Friday was the first day bears have been able to apply pressure since the election. Friday was four days since markets pressured highs, and for the S&P, it was the third distribution day since the last accumulation day.
While the S&P is drifting a little off course, it's still able to make relative performance gains against the Russell 2000. Money may start cycling from Small Caps to more defensive Large Cap stocks.
The Nasdaq was slower to the punch in posting new highs, but it has only experienced one distribution day since the last accumulation day. Technicals remain net bullish. If there is an index to reverse Friday's selling, then the Nasdaq is perhaps the best one to challenge.
The Russell 2000 has experienced the greatest amount of profit taking since December rolled in. Friday's 'gravestone doji' marked a continuation of selling pressure as traders took advantage of the rally to take profits - creating the spike to highs. Technicals started to turn with the 'sell' trigger in the MACD.

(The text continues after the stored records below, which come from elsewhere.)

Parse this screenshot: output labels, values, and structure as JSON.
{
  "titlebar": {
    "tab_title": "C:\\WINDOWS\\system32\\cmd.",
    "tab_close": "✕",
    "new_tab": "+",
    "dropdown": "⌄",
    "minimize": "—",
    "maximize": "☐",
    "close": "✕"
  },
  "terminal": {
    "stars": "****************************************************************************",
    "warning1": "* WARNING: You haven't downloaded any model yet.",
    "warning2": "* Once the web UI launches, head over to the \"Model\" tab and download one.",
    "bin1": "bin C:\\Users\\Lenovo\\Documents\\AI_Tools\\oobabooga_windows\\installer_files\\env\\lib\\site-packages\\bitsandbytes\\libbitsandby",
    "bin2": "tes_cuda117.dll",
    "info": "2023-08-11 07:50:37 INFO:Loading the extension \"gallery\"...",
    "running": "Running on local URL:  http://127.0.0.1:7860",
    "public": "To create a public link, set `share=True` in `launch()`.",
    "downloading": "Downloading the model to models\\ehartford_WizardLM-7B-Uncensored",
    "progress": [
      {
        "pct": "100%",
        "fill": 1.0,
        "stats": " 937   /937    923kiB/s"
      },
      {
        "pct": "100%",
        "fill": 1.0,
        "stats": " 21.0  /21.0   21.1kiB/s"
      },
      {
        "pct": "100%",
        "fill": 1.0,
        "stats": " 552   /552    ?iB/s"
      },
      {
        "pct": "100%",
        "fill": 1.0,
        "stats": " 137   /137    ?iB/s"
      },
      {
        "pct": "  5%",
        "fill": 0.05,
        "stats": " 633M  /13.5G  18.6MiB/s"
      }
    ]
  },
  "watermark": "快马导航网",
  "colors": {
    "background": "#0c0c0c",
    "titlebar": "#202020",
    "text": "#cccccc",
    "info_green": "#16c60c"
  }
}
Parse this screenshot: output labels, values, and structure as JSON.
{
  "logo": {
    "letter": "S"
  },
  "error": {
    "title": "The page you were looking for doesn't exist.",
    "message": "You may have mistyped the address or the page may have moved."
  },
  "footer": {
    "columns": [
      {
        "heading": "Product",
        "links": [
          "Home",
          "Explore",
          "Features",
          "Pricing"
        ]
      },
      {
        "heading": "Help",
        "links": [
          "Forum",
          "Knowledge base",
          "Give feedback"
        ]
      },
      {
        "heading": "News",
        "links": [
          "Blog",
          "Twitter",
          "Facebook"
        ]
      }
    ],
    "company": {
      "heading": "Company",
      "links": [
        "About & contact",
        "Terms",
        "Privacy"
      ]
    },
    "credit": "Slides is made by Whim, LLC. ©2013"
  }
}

The long term outlook has many similarities to the 2004-06 period. Should this continue then watch for a blowout top in 2017, but it could be the latter part of next year before it emerges. The next long term buy signal won't occur until the percentage of Nasdaq Stocks above the 200-day MA is below 20%.
In the meantime, Transports are leading the Dow higher, which is bullish for the economy and good for Transport stocks, but Dow stocks may underperform.
For tomorrow, bulls need a strong start or the action which has afflicted Small Caps will spread to Large Caps and Tech.